Inside the main loop, a new velocity, position and error are readied for the current particle. Then, each particle is updated in a random order:

Shuffle(sequence, rnd); // randomize particle order double[] newVelocity = new double[numWeights]; double[] newPosition = new double[numWeights]; double newError; // step 3 for (int pi = 0; pi < swarm.Length; ++pi) { int i = sequence[pi]; Particle currP = swarm[i]; . . .

In the inner each-particle loop, a new velocity is computed:

for (int j = 0; j < currP.velocity.Length; ++j) { r1 = rnd.NextDouble(); r2 = rnd.NextDouble(); newVelocity[j] = (w * currP.velocity[j]) + (c1 * r1 * (currP.bestPosition[j] - currP.position[j])) + (c2 * r2 * (bestGlobalPosition[j] - currP.position[j])); } newVelocity.CopyTo(currP.velocity, 0); . . . Next, the new velocity is used to compute a new position: for (int j = 0; j < currP.position.Length; ++j) { newPosition[j] = currP.position[j] + newVelocity[j]; if (newPosition[j] < minX) // keep in range newPosition[j] = minX; else if (newPosition[j] > maxX) newPosition[j] = maxX; } newPosition.CopyTo(currP.position, 0); . . .

Following that, the error associated with the new position is computed and checked to see if it's a particle-best or global-best error:

newError = MeanSquaredError(trainData, newPosition); currP.error = newError; if (newError < currP.bestError) // particle best? { newPosition.CopyTo(currP.bestPosition, 0); currP.bestError = newError; } if (newError < bestGlobalError) // global best? { newPosition.CopyTo(bestGlobalPosition, 0); bestGlobalError = newError; } . . .

The inner each-particle loop finishes up by randomly, with a small probability, killing off the current particle and giving birth to a new particle. This process helps prevent the PSO algorithm from getting stuck at non-optimal solutions:

double die = rnd.NextDouble(); if (die < probDeath) { // new position, leave velocity, update error for (int j = 0; j < currP.position.Length; ++j) currP.position[j] = (maxX - minX) * rnd.NextDouble() + minX; currP.error = MeanSquaredError(trainData, currP.position); currP.position.CopyTo(currP.bestPosition, 0); currP.bestError = currP.error; if (currP.error < bestGlobalError) // global best? { bestGlobalError = currP.error; currP.position.CopyTo(bestGlobalPosition, 0); } } } // each Particle . . .

Method Train concludes by updating the loop counter, and copying the best found position into the neural network and also passing to a return result:

. . . ++epoch; } // main while loop this.SetWeights(bestGlobalPosition); double[] retResult = new double[numWeights]; Array.Copy(bestGlobalPosition, retResult, retResult.Length); return retResult; } // Train

Particle Swarm Optimization vs. Back-Propagation

There are several reasons why you might want to consider using PSO rather than back-propagation to train a neural network.

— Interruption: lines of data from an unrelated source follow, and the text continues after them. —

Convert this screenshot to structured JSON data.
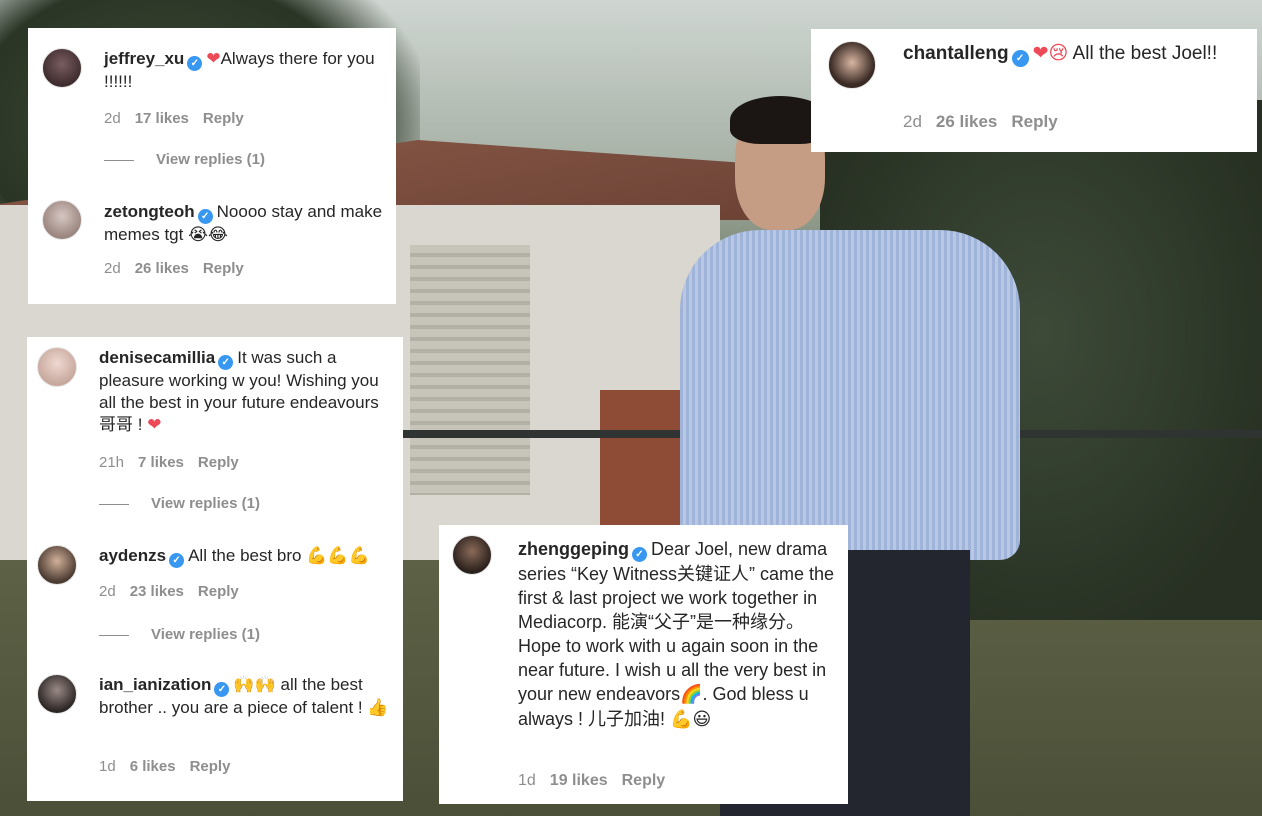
{
  "comments": {
    "jeffrey": {
      "username": "jeffrey_xu",
      "emoji": "❤",
      "text": "Always there for you !!!!!!",
      "time": "2d",
      "likes": "17 likes",
      "reply": "Reply",
      "view_replies": "View replies (1)"
    },
    "zetong": {
      "username": "zetongteoh",
      "text": "Noooo stay and make memes tgt",
      "emoji": "😭😂",
      "time": "2d",
      "likes": "26 likes",
      "reply": "Reply"
    },
    "chantal": {
      "username": "chantalleng",
      "emoji": "❤😢",
      "text": "All the best Joel!!",
      "time": "2d",
      "likes": "26 likes",
      "reply": "Reply"
    },
    "denise": {
      "username": "denisecamillia",
      "text": "It was such a pleasure working w you! Wishing you all the best in your future endeavours 哥哥 !",
      "emoji": "❤",
      "time": "21h",
      "likes": "7 likes",
      "reply": "Reply",
      "view_replies": "View replies (1)"
    },
    "ayden": {
      "username": "aydenzs",
      "text": "All the best bro",
      "emoji": "💪💪💪",
      "time": "2d",
      "likes": "23 likes",
      "reply": "Reply",
      "view_replies": "View replies (1)"
    },
    "ian": {
      "username": "ian_ianization",
      "emoji": "🙌🙌",
      "text": "all the best brother .. you are a piece of talent !",
      "emoji2": "👍",
      "time": "1d",
      "likes": "6 likes",
      "reply": "Reply"
    },
    "zheng": {
      "username": "zhenggeping",
      "text": "Dear Joel, new drama series “Key Witness关键证人” came the first & last project we work together in Mediacorp. 能演“父子”是一种缘分。Hope to work with u again soon in the near future. I wish u all the very best in your new endeavors",
      "emoji": "🌈",
      "text2": ". God bless u always ! 儿子加油!",
      "emoji2": "💪😃",
      "time": "1d",
      "likes": "19 likes",
      "reply": "Reply"
    }
  },
  "colors": {
    "verified": "#3897f0",
    "meta": "#8e8e8e",
    "text": "#262626",
    "heart": "#ed4956"
  },
  "icons": {
    "verified": "verified-badge-icon"
  }
}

Based on my experience, back-propagation is extremely sensitive to the values used for the initial weights, the learning rate and, if used, the momentum. In some situations, making a slight change to any of these values makes a huge difference in the predictive accuracy of the neural network being trained. PSO tends to be much less sensitive with respect to its free parameters.

However, PSO does have disadvantages compared to back-propagation. The primary disadvantage of PSO, in my opinion, is that in most cases using PSO to train a neural network takes quite a bit longer than using back-propagation. In situations where I can afford the training time (which varies greatly from problem to problem), I tend to prefer PSO to back-propagation.